- **Problem requirements**
Which lines below contain "amet"? Copy every one of them.

- **Provided entries**

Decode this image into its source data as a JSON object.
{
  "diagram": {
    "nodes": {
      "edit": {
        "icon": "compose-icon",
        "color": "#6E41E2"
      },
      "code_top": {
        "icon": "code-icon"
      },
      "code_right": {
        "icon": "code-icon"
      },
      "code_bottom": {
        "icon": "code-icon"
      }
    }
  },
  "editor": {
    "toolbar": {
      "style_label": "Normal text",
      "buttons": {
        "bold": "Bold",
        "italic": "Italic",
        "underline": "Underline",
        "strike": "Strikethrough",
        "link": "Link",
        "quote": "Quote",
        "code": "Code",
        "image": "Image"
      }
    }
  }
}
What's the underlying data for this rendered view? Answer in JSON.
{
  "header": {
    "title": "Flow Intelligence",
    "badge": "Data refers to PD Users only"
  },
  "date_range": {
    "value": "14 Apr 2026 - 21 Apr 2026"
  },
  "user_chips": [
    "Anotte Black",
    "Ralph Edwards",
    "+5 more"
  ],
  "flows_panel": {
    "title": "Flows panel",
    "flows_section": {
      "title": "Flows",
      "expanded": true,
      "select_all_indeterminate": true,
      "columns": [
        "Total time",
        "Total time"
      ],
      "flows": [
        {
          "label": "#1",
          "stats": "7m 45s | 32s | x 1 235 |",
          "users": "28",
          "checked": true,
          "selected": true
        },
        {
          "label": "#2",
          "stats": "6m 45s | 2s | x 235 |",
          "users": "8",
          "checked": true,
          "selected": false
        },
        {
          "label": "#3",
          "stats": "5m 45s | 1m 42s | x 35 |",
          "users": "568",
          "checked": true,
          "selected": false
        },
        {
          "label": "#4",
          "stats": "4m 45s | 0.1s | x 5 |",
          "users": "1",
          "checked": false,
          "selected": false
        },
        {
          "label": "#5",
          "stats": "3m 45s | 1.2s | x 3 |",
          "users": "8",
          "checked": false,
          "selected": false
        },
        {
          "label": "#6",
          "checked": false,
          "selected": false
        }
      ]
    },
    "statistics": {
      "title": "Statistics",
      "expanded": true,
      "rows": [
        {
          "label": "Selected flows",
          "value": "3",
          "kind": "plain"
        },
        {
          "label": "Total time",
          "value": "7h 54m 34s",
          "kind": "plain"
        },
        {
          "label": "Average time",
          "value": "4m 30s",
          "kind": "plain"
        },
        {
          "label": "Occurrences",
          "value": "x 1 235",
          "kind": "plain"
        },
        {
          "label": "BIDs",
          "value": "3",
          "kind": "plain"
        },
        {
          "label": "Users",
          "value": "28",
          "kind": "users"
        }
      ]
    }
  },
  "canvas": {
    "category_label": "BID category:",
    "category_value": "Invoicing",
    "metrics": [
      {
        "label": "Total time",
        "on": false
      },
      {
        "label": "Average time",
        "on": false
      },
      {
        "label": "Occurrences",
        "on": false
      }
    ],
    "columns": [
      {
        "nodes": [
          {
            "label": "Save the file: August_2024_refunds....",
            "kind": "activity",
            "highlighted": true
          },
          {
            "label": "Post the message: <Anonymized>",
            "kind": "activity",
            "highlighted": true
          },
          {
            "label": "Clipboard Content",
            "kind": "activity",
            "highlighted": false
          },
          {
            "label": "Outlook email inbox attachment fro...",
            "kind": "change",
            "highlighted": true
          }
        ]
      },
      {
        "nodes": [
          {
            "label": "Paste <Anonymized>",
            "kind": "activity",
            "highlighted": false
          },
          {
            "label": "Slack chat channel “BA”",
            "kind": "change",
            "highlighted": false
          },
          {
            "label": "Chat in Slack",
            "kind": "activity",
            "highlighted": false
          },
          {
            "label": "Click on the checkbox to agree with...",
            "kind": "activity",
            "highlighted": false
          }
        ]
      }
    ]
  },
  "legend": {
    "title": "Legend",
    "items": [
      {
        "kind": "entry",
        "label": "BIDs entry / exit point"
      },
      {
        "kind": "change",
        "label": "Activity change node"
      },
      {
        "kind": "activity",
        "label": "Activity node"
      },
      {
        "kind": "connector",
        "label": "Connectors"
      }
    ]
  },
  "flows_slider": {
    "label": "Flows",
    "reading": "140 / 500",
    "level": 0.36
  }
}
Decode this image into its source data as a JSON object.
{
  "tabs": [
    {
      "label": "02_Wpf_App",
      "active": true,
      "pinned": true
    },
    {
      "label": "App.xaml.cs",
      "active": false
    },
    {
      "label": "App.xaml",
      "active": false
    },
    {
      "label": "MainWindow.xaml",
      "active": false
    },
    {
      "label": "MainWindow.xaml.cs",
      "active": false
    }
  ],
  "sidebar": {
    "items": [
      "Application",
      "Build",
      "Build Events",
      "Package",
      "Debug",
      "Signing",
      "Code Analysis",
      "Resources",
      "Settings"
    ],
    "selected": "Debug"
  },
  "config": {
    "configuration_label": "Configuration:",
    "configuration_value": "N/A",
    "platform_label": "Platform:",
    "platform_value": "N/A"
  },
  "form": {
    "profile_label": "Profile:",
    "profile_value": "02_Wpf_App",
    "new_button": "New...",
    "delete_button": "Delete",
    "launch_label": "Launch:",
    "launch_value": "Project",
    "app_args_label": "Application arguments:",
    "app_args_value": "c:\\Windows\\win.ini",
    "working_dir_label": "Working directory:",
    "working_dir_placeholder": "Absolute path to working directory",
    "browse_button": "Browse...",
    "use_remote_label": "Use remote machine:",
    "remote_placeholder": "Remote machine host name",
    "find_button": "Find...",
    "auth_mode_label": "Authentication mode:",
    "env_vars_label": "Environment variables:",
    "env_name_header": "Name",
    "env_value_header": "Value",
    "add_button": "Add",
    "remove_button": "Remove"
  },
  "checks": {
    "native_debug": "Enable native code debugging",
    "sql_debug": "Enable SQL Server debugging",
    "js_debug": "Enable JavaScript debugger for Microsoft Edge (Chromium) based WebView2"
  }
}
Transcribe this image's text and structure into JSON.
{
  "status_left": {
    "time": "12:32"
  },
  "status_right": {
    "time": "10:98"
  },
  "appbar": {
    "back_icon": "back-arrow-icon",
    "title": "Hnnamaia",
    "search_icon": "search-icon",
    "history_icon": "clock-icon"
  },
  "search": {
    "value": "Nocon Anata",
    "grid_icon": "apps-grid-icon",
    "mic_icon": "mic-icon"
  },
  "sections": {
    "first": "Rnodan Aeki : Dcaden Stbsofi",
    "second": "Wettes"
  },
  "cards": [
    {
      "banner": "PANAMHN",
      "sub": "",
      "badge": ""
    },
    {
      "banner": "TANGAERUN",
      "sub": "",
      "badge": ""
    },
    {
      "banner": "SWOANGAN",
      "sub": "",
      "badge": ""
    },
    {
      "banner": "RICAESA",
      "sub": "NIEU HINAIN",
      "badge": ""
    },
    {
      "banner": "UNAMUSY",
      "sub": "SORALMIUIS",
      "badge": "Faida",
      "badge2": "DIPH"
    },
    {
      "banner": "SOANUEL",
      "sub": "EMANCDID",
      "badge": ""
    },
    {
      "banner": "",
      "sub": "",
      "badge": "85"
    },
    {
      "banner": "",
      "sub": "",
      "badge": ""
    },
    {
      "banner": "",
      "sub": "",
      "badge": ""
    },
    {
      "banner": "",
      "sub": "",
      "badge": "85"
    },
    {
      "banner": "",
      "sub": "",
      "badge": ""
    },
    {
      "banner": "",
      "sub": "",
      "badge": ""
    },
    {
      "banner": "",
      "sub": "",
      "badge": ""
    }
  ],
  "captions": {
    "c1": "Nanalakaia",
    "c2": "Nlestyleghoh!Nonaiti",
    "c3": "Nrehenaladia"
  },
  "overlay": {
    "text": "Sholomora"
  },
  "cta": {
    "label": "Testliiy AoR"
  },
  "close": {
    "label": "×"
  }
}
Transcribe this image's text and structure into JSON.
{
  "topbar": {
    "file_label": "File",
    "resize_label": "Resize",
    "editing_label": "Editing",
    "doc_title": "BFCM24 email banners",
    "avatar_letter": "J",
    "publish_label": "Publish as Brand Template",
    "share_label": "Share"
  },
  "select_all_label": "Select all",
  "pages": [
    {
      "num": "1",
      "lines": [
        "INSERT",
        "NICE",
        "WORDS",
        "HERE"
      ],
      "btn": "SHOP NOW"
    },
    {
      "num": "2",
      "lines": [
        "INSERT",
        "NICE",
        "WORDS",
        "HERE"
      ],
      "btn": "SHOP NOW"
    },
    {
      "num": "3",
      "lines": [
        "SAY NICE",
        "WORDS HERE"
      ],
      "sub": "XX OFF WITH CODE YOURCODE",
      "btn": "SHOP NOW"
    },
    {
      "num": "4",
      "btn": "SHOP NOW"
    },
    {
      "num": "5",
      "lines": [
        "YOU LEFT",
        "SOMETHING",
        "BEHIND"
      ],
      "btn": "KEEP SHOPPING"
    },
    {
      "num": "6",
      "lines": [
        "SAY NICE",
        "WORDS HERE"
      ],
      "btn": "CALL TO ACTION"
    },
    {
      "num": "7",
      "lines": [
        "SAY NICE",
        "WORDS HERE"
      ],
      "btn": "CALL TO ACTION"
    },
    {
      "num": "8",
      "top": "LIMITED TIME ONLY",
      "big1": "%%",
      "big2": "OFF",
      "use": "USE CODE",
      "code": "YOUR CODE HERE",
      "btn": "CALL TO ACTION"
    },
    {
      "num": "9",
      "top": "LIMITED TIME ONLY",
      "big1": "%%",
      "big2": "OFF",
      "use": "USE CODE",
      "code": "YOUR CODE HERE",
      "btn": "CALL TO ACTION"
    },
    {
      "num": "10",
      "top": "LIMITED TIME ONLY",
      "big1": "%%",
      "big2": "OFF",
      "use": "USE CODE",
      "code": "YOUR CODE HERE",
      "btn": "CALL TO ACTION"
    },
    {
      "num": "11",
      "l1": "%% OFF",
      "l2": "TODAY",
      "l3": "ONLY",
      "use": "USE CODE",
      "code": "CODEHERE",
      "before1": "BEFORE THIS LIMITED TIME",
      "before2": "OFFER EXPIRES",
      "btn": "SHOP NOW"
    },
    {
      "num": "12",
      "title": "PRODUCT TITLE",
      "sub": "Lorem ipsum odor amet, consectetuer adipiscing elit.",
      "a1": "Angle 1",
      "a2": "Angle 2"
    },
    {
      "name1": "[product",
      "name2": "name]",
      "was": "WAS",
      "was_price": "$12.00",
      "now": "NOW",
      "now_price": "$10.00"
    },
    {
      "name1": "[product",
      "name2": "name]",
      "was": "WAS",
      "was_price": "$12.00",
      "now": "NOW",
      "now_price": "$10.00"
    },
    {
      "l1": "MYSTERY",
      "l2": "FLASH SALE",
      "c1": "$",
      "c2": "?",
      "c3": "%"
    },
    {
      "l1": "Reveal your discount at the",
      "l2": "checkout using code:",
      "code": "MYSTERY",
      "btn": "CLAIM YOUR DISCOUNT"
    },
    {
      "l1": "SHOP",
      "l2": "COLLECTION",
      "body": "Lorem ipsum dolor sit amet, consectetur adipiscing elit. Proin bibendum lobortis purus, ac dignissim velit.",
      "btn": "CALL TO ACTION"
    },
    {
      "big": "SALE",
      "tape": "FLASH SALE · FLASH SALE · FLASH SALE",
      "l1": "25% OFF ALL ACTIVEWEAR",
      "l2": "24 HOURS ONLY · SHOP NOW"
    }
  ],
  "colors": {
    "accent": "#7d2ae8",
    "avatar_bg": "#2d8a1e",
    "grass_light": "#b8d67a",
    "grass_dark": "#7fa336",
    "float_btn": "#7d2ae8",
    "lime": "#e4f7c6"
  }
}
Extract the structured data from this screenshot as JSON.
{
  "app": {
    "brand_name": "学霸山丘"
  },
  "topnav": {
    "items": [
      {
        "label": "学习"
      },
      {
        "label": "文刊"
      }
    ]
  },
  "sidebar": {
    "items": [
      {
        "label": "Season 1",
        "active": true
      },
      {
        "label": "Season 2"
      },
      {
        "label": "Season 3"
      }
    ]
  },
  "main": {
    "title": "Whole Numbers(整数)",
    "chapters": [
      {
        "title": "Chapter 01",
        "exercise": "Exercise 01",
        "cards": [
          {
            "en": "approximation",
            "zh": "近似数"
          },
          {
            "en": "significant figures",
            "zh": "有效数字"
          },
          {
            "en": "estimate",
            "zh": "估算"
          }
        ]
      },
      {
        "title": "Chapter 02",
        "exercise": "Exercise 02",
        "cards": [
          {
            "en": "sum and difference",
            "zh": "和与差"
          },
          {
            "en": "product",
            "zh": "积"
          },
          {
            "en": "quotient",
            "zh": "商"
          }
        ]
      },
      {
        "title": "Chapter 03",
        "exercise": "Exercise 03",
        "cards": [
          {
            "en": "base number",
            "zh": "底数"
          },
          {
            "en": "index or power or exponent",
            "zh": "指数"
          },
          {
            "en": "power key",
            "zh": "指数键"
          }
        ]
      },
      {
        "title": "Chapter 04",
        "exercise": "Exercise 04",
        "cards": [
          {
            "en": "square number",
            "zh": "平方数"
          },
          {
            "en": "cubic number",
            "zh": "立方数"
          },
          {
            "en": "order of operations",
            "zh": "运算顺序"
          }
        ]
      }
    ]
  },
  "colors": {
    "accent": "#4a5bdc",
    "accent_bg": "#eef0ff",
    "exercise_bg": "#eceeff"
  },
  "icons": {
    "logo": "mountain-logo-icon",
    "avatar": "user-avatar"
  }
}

- **Response area**
      "sub": "Lorem ipsum odor amet, consectetuer adipiscing elit.",
      "body": "Lorem ipsum dolor sit amet, consectetur adipiscing elit. Proin bibendum lobortis purus, ac dignissim velit.",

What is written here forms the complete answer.